Anti-laser that absorbs beams of light

Anti-laser that absorbs beams of light

Anti-laser that absorbs beams of light

The device, which the scientists call a “coherent perfect absorber” or, more popularly, an anti-laser, may lead to the development of new kinds of switches, filters and other components that could be useful in hybrid optical-electronic computers under development, among other applications. A Douglas Stone, a theoretical physicist at Yale, developed the concept of a backward-running laser in a paper in Physical Review Letters last spring.

The actual device, described in a paper published in Science, was created in the laboratory of a laser physicist, Hui Cao. In a laser, energy is pumped into a medium – which can be a solid, liquid or gas – between two mirrors, stimulating the emission of photons that are coherent, or of the same frequency and phase. The photons reflect back and forth between the mirrors, resulting in amplification of the light. “You put energy into it, and some of that energy gets converted into that beautiful coherent light beam,” Stone said.

Symmetrical properties

In his theoretical work, Stone said, he made use of the fact that the equations that describe how a laser works have certain symmetrical properties. “If you can make a laser of a certain type, the equations say you can make a reverse device as well,” he said. An anti-laser uses mirrors, too, but the other components are the reverse of a laser. The medium that provides amplification is replaced with one that provides absorption, and the outgoing light beam is replaced with an incoming one. (This light needs to be coherent, so it takes a laser to make an anti-laser.)

The incoming beam is split in two and hits the medium from two sides. The photons bounce around between the mirrors and interfere with one another, eventually wiping themselves out in a flurry of electrons and heat.

The experimental device absorbed about 99.4 per cent of the light. In theory, an anti-laser should be able to absorb 100 per cent. “It’s a one-way trap for light,” Stone said. Cao said the device they built was relatively simple, using silicon as the absorptive medium and a couple of “bad” mirrors.

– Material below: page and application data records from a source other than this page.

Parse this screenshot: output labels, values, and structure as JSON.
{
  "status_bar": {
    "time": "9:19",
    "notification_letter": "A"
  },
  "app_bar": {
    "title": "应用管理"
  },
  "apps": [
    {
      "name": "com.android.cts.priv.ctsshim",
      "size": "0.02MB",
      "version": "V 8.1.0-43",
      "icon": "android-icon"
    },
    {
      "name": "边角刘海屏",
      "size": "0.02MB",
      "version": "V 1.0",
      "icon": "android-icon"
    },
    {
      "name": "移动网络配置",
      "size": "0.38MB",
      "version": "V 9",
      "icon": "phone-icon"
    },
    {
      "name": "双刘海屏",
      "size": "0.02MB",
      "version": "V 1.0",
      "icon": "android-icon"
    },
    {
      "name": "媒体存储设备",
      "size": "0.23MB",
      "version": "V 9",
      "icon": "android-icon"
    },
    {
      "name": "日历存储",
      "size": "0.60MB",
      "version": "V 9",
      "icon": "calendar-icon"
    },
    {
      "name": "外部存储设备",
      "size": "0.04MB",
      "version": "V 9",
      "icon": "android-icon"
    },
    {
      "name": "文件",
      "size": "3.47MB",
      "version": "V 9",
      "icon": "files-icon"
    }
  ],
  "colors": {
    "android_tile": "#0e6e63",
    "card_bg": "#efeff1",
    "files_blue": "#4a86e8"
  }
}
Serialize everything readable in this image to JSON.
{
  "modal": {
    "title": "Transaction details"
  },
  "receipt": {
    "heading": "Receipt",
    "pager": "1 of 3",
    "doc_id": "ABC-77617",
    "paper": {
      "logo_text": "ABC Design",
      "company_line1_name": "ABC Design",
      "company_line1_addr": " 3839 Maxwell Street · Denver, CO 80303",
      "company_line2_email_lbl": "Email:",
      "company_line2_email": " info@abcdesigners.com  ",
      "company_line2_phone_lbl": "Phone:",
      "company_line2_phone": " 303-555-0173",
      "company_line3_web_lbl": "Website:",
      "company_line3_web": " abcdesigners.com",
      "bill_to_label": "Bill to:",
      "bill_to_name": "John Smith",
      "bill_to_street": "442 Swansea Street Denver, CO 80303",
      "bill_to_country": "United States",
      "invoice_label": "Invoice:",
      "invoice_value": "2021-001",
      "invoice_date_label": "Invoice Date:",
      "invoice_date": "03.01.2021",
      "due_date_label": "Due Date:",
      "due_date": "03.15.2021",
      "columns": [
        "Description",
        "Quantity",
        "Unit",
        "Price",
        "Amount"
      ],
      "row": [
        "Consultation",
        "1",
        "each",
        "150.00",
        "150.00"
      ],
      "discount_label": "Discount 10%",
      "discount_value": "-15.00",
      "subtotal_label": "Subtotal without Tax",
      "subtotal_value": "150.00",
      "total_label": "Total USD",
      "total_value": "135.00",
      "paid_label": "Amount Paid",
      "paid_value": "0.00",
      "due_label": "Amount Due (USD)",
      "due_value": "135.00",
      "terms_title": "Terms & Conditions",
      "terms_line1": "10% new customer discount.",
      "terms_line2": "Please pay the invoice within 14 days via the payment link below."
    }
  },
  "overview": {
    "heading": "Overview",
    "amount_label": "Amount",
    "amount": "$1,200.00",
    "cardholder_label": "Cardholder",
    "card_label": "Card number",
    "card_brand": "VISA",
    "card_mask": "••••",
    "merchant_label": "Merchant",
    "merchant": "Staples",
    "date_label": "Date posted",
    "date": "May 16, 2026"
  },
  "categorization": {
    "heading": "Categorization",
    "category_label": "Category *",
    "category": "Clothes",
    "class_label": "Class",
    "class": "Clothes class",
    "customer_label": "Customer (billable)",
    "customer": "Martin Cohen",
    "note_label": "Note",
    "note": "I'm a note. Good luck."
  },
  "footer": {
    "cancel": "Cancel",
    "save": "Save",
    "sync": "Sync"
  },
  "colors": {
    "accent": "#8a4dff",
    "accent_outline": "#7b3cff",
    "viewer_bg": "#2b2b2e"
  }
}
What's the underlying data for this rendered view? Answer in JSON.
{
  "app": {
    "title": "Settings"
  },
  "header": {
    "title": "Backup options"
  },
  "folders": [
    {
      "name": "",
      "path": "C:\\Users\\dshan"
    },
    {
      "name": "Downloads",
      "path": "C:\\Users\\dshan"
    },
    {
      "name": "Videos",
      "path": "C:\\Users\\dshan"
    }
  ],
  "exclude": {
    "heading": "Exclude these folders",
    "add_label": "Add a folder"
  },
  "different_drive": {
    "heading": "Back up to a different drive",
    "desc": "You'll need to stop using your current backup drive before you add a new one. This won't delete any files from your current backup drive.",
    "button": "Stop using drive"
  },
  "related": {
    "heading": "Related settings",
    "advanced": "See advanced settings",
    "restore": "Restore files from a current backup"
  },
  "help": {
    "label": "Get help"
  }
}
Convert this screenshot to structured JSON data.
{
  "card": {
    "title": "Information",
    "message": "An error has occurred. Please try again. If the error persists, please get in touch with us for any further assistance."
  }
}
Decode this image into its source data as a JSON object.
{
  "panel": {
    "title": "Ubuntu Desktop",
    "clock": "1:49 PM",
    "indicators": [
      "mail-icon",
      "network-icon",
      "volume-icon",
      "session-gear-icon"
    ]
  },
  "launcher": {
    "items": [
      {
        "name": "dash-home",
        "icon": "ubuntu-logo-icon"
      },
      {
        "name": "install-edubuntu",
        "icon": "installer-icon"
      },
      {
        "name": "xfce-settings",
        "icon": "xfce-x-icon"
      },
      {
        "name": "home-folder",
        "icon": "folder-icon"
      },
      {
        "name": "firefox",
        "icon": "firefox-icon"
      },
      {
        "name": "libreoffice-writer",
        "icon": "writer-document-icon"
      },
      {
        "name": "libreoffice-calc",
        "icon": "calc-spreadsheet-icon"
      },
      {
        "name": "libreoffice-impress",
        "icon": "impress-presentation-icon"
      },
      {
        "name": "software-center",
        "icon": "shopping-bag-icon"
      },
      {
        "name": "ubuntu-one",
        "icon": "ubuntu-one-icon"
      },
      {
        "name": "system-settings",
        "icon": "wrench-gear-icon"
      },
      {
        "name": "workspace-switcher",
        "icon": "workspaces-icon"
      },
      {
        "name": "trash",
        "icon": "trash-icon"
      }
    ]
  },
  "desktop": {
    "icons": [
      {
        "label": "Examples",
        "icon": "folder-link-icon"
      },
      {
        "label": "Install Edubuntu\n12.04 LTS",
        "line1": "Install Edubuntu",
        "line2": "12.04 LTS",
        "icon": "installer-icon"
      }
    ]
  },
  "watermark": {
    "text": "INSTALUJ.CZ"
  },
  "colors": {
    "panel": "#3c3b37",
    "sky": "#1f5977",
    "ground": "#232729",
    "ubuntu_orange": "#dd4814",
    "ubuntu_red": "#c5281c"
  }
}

Stone said that in principle anti-lasers would not be limited in terms of frequency. “We could move it into the visible, or the farther infrared,” he said.

“It’s definitely possible to engineer this across the whole range.” Stefano Longhi, a physicist at the Polytechnic Institute of Milan in Italy who was not involved in the work, said the anti-laser was an “important achievement” that was “exciting and surprising to the scientific community.”

Stone said he thought the term anti-laser was a better description for nonscientists, so that no one would think the device had anything to do with time travel.But even “anti-laser” is problematic, he noted.